What is required:
Output all of the entries exactly as written.

──────── Entries shown ────────

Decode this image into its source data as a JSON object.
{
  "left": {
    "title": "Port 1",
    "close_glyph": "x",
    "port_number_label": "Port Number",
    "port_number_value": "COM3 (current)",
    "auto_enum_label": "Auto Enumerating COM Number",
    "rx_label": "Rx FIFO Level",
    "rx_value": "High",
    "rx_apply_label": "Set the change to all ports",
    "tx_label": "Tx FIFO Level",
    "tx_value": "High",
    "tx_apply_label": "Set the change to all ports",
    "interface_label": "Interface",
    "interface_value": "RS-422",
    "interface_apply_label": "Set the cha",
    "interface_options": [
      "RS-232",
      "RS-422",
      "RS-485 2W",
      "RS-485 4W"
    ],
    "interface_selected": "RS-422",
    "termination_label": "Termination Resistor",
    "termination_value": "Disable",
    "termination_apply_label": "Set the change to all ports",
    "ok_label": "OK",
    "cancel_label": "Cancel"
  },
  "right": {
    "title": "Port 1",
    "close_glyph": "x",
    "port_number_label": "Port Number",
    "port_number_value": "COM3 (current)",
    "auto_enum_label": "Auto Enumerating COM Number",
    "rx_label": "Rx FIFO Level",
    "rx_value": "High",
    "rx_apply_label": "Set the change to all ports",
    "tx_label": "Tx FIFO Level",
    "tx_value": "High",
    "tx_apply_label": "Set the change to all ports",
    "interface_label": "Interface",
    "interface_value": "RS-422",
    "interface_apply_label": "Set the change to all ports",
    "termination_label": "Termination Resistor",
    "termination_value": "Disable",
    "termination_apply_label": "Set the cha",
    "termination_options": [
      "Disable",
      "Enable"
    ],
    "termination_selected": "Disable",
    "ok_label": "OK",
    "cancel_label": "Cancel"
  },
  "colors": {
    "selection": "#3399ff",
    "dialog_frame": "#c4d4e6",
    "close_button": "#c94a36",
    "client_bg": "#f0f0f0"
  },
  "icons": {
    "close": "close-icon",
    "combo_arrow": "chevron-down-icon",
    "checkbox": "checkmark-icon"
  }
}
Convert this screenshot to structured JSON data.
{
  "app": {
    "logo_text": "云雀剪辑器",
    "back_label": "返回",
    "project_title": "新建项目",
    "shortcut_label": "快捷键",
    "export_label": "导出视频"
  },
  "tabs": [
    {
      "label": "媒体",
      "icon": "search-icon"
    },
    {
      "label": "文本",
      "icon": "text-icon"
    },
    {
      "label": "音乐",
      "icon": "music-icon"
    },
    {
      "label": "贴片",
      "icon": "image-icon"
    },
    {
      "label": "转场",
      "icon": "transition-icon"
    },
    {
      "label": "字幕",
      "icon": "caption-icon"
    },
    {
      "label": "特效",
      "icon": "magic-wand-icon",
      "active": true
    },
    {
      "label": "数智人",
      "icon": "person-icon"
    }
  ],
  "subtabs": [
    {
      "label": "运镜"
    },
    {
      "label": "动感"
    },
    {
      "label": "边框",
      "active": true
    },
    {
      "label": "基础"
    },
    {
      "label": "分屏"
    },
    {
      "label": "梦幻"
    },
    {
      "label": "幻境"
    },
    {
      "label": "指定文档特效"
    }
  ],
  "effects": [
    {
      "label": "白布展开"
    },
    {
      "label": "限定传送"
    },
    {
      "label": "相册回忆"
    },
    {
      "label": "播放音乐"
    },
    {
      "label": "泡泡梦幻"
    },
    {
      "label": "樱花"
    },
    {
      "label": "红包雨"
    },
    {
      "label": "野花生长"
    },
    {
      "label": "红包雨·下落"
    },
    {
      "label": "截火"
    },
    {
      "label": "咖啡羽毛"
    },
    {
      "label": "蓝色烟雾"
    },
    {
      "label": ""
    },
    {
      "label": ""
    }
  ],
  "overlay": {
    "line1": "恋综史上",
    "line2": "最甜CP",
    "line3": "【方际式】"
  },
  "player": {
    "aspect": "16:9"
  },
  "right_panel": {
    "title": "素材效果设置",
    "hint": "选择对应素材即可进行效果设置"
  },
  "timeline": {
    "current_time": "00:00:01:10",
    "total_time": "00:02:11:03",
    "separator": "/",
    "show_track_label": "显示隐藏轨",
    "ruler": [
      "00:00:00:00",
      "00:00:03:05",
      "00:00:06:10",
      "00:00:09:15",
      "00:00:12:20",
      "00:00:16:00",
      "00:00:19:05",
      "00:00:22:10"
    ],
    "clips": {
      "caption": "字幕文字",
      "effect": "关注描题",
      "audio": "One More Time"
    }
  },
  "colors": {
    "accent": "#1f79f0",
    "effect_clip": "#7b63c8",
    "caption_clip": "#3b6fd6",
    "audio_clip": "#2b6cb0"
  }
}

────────

Solution to this problem:
Decode this image into its source data as a JSON object.
{
  "left": {
    "title": "Port 1",
    "close_glyph": "x",
    "port_number_label": "Port Number",
    "port_number_value": "COM3 (current)",
    "auto_enum_label": "Auto Enumerating COM Number",
    "rx_label": "Rx FIFO Level",
    "rx_value": "High",
    "rx_apply_label": "Set the change to all ports",
    "tx_label": "Tx FIFO Level",
    "tx_value": "High",
    "tx_apply_label": "Set the change to all ports",
    "interface_label": "Interface",
    "interface_value": "RS-422",
    "interface_apply_label": "Set the cha",
    "interface_options": [
      "RS-232",
      "RS-422",
      "RS-485 2W",
      "RS-485 4W"
    ],
    "interface_selected": "RS-422",
    "termination_label": "Termination Resistor",
    "termination_value": "Disable",
    "termination_apply_label": "Set the change to all ports",
    "ok_label": "OK",
    "cancel_label": "Cancel"
  },
  "right": {
    "title": "Port 1",
    "close_glyph": "x",
    "port_number_label": "Port Number",
    "port_number_value": "COM3 (current)",
    "auto_enum_label": "Auto Enumerating COM Number",
    "rx_label": "Rx FIFO Level",
    "rx_value": "High",
    "rx_apply_label": "Set the change to all ports",
    "tx_label": "Tx FIFO Level",
    "tx_value": "High",
    "tx_apply_label": "Set the change to all ports",
    "interface_label": "Interface",
    "interface_value": "RS-422",
    "interface_apply_label": "Set the change to all ports",
    "termination_label": "Termination Resistor",
    "termination_value": "Disable",
    "termination_apply_label": "Set the cha",
    "termination_options": [
      "Disable",
      "Enable"
    ],
    "termination_selected": "Disable",
    "ok_label": "OK",
    "cancel_label": "Cancel"
  },
  "colors": {
    "selection": "#3399ff",
    "dialog_frame": "#c4d4e6",
    "close_button": "#c94a36",
    "client_bg": "#f0f0f0"
  },
  "icons": {
    "close": "close-icon",
    "combo_arrow": "chevron-down-icon",
    "checkbox": "checkmark-icon"
  }
}
Convert this screenshot to structured JSON data.
{
  "app": {
    "logo_text": "云雀剪辑器",
    "back_label": "返回",
    "project_title": "新建项目",
    "shortcut_label": "快捷键",
    "export_label": "导出视频"
  },
  "tabs": [
    {
      "label": "媒体",
      "icon": "search-icon"
    },
    {
      "label": "文本",
      "icon": "text-icon"
    },
    {
      "label": "音乐",
      "icon": "music-icon"
    },
    {
      "label": "贴片",
      "icon": "image-icon"
    },
    {
      "label": "转场",
      "icon": "transition-icon"
    },
    {
      "label": "字幕",
      "icon": "caption-icon"
    },
    {
      "label": "特效",
      "icon": "magic-wand-icon",
      "active": true
    },
    {
      "label": "数智人",
      "icon": "person-icon"
    }
  ],
  "subtabs": [
    {
      "label": "运镜"
    },
    {
      "label": "动感"
    },
    {
      "label": "边框",
      "active": true
    },
    {
      "label": "基础"
    },
    {
      "label": "分屏"
    },
    {
      "label": "梦幻"
    },
    {
      "label": "幻境"
    },
    {
      "label": "指定文档特效"
    }
  ],
  "effects": [
    {
      "label": "白布展开"
    },
    {
      "label": "限定传送"
    },
    {
      "label": "相册回忆"
    },
    {
      "label": "播放音乐"
    },
    {
      "label": "泡泡梦幻"
    },
    {
      "label": "樱花"
    },
    {
      "label": "红包雨"
    },
    {
      "label": "野花生长"
    },
    {
      "label": "红包雨·下落"
    },
    {
      "label": "截火"
    },
    {
      "label": "咖啡羽毛"
    },
    {
      "label": "蓝色烟雾"
    },
    {
      "label": ""
    },
    {
      "label": ""
    }
  ],
  "overlay": {
    "line1": "恋综史上",
    "line2": "最甜CP",
    "line3": "【方际式】"
  },
  "player": {
    "aspect": "16:9"
  },
  "right_panel": {
    "title": "素材效果设置",
    "hint": "选择对应素材即可进行效果设置"
  },
  "timeline": {
    "current_time": "00:00:01:10",
    "total_time": "00:02:11:03",
    "separator": "/",
    "show_track_label": "显示隐藏轨",
    "ruler": [
      "00:00:00:00",
      "00:00:03:05",
      "00:00:06:10",
      "00:00:09:15",
      "00:00:12:20",
      "00:00:16:00",
      "00:00:19:05",
      "00:00:22:10"
    ],
    "clips": {
      "caption": "字幕文字",
      "effect": "关注描题",
      "audio": "One More Time"
    }
  },
  "colors": {
    "accent": "#1f79f0",
    "effect_clip": "#7b63c8",
    "caption_clip": "#3b6fd6",
    "audio_clip": "#2b6cb0"
  }
}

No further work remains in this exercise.